WHAT THE TASK ASKS:
From the data, return each line holding the word "Afig".

┌─ MATERIAL FOR THIS TASK

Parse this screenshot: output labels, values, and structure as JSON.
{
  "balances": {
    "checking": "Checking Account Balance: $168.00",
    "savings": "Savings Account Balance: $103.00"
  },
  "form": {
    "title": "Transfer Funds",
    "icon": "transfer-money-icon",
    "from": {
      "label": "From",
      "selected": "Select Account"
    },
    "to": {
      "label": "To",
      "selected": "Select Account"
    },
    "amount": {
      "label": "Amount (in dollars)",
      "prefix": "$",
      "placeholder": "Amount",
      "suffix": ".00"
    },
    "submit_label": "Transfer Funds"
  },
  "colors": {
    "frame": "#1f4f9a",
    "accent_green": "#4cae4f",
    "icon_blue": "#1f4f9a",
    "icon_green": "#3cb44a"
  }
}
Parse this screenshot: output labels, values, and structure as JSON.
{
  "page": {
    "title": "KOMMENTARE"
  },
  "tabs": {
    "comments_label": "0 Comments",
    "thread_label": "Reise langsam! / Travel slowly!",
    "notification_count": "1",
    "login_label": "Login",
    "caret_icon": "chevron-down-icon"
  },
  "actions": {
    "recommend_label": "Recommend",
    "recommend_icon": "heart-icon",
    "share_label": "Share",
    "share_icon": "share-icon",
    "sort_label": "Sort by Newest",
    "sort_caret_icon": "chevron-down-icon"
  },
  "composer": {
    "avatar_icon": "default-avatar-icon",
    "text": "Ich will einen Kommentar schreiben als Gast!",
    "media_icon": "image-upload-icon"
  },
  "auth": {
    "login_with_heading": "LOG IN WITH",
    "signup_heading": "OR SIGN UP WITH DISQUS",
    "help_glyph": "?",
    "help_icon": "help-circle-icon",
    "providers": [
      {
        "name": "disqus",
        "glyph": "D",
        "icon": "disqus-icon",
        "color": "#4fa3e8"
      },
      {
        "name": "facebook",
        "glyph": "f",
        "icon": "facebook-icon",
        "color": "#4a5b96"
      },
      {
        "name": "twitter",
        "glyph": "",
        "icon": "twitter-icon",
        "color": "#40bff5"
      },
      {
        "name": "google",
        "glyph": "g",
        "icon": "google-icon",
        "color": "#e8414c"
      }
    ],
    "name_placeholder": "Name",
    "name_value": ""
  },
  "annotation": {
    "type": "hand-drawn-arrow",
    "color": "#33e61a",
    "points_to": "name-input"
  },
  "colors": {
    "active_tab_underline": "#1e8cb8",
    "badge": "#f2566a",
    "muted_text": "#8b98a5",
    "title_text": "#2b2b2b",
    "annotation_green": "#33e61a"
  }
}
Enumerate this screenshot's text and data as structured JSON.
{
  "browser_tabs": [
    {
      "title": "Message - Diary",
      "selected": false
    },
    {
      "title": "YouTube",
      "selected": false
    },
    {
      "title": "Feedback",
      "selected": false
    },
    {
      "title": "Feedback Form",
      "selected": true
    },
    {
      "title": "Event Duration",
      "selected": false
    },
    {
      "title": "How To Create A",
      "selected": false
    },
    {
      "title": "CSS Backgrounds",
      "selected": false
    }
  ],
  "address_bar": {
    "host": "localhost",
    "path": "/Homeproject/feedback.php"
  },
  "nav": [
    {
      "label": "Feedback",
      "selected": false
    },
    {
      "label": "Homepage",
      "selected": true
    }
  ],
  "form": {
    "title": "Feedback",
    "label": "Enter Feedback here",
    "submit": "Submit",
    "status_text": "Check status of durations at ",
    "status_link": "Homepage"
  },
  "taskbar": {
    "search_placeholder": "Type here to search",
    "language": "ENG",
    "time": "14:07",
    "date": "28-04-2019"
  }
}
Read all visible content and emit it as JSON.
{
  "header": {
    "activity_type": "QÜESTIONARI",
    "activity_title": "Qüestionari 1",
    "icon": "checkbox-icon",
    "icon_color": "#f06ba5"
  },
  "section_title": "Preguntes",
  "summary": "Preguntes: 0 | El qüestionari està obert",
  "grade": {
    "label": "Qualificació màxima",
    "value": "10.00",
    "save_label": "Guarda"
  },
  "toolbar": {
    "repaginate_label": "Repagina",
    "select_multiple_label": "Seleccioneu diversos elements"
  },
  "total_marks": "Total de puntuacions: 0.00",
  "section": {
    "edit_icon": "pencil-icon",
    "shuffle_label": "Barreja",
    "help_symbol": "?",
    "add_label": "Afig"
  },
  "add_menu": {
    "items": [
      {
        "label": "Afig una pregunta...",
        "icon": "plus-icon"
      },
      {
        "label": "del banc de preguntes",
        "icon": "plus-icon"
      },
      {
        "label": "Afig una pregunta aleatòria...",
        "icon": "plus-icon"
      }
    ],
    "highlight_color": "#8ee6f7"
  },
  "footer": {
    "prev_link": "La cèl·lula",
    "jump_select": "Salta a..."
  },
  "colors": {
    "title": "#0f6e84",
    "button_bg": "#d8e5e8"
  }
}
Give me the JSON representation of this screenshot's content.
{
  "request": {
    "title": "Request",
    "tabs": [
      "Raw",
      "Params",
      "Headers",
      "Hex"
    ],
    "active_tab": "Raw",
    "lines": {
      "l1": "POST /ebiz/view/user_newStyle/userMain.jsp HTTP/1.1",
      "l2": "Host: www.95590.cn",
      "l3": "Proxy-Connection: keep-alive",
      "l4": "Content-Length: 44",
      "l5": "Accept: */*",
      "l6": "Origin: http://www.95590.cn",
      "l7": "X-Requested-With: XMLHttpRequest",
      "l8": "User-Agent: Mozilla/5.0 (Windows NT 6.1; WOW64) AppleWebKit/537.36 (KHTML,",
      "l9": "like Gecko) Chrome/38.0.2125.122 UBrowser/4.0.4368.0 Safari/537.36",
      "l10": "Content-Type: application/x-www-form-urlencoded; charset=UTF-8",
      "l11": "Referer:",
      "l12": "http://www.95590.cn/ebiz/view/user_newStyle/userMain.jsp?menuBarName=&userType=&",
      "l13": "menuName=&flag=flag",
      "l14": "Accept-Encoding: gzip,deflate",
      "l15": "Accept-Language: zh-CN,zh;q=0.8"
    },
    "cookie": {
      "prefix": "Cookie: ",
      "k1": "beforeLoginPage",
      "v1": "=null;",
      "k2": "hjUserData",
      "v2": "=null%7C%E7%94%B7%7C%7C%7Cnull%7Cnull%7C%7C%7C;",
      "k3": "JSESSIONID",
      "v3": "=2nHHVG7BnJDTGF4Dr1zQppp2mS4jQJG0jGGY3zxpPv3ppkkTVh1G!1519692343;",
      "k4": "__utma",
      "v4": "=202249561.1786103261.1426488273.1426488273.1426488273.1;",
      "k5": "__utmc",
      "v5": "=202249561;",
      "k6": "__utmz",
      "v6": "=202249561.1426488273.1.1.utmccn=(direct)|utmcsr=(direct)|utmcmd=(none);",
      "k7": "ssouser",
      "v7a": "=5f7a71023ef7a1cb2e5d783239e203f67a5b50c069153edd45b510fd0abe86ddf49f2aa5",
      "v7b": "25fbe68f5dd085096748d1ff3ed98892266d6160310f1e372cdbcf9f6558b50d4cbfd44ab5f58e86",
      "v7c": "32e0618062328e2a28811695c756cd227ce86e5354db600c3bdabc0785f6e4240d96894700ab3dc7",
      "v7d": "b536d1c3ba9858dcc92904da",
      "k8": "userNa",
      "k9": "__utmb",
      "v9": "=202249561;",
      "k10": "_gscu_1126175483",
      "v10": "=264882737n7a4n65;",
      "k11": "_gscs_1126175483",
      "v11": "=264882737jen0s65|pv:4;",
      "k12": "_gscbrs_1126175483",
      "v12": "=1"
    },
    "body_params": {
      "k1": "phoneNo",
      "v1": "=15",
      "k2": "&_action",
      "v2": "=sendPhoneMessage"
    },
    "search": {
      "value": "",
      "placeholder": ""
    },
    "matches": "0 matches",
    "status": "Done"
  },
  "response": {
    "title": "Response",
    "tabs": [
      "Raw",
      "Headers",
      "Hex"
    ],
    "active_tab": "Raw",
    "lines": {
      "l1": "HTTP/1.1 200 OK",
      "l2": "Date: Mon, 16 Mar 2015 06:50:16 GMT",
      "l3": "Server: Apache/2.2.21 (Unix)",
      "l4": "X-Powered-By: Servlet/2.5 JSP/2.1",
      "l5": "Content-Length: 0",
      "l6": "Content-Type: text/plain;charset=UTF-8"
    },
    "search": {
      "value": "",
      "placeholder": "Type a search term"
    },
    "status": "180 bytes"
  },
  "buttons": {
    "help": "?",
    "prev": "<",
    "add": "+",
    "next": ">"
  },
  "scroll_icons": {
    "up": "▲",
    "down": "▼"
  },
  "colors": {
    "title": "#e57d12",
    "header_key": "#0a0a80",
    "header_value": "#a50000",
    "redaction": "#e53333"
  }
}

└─

EXERCISE OUTPUT:
    "add_label": "Afig"
        "label": "Afig una pregunta...",
        "label": "Afig una pregunta aleatòria...",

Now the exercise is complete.